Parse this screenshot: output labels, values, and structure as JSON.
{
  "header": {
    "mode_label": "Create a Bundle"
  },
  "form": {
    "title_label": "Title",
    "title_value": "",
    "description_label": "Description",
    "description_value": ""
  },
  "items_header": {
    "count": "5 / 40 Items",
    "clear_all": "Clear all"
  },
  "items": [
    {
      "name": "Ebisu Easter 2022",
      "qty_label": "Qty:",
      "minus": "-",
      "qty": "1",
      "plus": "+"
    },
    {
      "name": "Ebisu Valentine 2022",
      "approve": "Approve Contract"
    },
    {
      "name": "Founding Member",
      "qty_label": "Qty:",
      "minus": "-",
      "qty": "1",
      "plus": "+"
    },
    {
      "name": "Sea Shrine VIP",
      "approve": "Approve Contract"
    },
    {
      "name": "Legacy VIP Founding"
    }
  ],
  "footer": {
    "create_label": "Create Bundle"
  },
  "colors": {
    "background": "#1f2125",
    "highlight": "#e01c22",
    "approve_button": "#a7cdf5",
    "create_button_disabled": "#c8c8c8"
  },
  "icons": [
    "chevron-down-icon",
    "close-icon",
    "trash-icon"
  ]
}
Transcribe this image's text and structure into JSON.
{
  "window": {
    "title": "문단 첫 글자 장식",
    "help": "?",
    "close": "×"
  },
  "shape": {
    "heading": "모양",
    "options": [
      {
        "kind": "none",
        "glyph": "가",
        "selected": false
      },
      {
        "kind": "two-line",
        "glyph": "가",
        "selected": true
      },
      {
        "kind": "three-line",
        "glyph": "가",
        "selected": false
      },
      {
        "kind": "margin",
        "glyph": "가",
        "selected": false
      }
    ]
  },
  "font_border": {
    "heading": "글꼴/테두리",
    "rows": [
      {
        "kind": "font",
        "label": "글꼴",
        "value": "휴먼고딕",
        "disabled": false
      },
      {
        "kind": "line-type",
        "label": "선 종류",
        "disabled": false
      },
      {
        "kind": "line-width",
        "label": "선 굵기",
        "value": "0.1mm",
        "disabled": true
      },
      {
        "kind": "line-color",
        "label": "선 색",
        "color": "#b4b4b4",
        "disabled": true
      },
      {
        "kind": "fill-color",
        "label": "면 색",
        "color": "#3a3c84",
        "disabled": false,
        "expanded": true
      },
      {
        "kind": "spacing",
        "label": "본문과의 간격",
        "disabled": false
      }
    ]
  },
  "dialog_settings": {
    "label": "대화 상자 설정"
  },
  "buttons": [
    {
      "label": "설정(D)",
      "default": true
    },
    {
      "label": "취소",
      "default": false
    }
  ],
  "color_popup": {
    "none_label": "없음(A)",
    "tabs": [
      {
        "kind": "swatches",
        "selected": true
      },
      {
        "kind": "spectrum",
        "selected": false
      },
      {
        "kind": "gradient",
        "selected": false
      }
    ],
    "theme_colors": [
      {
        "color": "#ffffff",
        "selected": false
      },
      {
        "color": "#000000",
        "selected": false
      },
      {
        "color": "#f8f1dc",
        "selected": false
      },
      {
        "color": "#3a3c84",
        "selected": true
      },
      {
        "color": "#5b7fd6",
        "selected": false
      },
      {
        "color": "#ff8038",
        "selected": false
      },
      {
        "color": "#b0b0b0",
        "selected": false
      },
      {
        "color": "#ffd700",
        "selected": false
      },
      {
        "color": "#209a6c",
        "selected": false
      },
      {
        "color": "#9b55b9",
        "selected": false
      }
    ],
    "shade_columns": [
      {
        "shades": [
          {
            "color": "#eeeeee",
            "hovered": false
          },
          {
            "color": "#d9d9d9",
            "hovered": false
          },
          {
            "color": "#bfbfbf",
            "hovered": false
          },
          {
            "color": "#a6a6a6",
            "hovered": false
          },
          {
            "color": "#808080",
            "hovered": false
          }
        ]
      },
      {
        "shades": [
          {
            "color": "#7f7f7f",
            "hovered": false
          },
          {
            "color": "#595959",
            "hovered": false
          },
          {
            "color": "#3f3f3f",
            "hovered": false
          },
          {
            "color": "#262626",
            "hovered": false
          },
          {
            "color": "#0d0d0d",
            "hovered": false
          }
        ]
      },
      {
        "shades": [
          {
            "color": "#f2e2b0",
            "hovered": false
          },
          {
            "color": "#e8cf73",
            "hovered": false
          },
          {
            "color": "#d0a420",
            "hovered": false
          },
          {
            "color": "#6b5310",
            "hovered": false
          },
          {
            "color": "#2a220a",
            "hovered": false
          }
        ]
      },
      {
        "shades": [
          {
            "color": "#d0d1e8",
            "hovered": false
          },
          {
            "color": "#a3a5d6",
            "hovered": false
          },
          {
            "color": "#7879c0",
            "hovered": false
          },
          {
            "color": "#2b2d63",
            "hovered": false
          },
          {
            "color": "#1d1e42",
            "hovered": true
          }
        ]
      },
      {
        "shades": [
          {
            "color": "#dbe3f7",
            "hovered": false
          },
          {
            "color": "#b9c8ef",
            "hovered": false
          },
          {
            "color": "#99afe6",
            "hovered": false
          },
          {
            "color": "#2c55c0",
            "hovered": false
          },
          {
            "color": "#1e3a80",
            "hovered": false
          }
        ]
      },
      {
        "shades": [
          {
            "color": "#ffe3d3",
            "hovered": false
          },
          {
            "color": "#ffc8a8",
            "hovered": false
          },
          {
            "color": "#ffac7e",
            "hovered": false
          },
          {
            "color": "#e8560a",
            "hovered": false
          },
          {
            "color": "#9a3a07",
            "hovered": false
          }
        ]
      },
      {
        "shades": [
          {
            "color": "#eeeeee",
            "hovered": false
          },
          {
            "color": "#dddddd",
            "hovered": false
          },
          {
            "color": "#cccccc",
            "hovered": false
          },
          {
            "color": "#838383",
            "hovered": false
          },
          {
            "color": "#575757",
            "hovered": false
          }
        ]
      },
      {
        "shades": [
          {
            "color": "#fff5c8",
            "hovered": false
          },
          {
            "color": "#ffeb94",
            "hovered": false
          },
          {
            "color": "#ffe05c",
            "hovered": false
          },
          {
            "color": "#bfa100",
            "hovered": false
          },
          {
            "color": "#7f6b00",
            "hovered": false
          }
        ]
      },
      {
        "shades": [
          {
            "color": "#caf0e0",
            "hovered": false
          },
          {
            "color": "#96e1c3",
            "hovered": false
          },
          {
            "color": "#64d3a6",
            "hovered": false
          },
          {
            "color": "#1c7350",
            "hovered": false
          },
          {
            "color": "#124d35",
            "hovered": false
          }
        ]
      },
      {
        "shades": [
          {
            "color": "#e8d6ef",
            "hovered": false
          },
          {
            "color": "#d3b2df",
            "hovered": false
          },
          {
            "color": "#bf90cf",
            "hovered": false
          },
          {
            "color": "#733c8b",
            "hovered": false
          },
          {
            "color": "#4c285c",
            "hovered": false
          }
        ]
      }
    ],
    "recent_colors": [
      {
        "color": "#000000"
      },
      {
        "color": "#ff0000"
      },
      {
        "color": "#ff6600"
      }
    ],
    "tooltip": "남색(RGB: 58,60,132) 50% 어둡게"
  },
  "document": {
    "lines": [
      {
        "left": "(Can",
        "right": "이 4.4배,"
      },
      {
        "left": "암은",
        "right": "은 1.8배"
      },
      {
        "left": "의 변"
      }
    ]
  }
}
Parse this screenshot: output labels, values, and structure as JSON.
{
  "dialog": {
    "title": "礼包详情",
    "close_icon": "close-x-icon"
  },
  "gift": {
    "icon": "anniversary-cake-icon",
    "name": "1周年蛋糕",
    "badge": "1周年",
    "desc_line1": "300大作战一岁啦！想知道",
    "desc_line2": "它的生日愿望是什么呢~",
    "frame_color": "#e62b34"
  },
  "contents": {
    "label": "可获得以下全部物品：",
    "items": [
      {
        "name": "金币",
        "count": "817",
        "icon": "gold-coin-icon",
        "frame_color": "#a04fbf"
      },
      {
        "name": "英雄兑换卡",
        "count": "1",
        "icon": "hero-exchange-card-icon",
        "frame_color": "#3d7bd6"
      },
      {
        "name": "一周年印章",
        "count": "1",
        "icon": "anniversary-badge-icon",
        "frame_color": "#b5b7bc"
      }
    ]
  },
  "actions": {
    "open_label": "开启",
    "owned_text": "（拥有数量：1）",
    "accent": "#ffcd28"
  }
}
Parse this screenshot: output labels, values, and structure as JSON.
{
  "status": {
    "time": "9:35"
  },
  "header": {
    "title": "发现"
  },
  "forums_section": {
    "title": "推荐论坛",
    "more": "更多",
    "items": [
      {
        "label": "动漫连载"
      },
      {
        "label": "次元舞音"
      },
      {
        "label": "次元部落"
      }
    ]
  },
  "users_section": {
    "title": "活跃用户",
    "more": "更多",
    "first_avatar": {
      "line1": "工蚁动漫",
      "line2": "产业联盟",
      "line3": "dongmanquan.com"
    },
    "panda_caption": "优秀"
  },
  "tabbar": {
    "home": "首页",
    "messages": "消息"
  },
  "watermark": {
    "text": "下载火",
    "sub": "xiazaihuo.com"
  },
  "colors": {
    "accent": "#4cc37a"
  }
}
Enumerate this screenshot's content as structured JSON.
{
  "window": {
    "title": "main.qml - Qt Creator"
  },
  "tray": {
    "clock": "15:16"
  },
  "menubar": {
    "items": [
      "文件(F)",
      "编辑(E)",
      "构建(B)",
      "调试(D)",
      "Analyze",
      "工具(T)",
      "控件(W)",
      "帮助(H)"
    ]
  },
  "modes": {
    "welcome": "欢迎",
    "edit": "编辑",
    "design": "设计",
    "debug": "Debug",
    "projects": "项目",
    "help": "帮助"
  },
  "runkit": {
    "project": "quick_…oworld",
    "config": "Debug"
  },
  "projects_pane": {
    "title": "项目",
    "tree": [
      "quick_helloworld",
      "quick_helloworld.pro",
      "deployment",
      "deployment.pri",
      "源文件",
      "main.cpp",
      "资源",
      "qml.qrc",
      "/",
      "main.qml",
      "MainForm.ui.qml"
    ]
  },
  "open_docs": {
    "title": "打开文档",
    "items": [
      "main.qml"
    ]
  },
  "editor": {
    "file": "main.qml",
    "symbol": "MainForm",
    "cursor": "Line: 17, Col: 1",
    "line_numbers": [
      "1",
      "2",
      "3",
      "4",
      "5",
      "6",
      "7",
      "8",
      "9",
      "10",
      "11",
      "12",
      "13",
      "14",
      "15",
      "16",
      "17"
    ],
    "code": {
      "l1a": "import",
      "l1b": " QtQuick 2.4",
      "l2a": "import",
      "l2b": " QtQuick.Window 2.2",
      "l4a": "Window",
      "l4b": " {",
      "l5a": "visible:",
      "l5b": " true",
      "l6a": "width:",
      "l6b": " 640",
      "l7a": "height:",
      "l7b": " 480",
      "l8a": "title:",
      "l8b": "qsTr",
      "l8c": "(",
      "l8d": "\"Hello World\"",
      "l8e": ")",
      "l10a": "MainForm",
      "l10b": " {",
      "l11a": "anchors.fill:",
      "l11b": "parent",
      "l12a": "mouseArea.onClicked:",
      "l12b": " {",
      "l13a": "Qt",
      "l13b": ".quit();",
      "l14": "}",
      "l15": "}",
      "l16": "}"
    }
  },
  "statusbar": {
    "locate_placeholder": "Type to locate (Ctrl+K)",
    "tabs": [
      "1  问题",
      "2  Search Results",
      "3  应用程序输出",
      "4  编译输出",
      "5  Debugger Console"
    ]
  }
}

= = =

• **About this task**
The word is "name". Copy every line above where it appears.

• **Your response**
      "name": "Ebisu Easter 2022",
      "name": "Ebisu Valentine 2022",
      "name": "Founding Member",
      "name": "Sea Shrine VIP",
      "name": "Legacy VIP Founding"
    "name": "1周年蛋糕",
        "name": "金币",
        "name": "英雄兑换卡",
        "name": "一周年印章",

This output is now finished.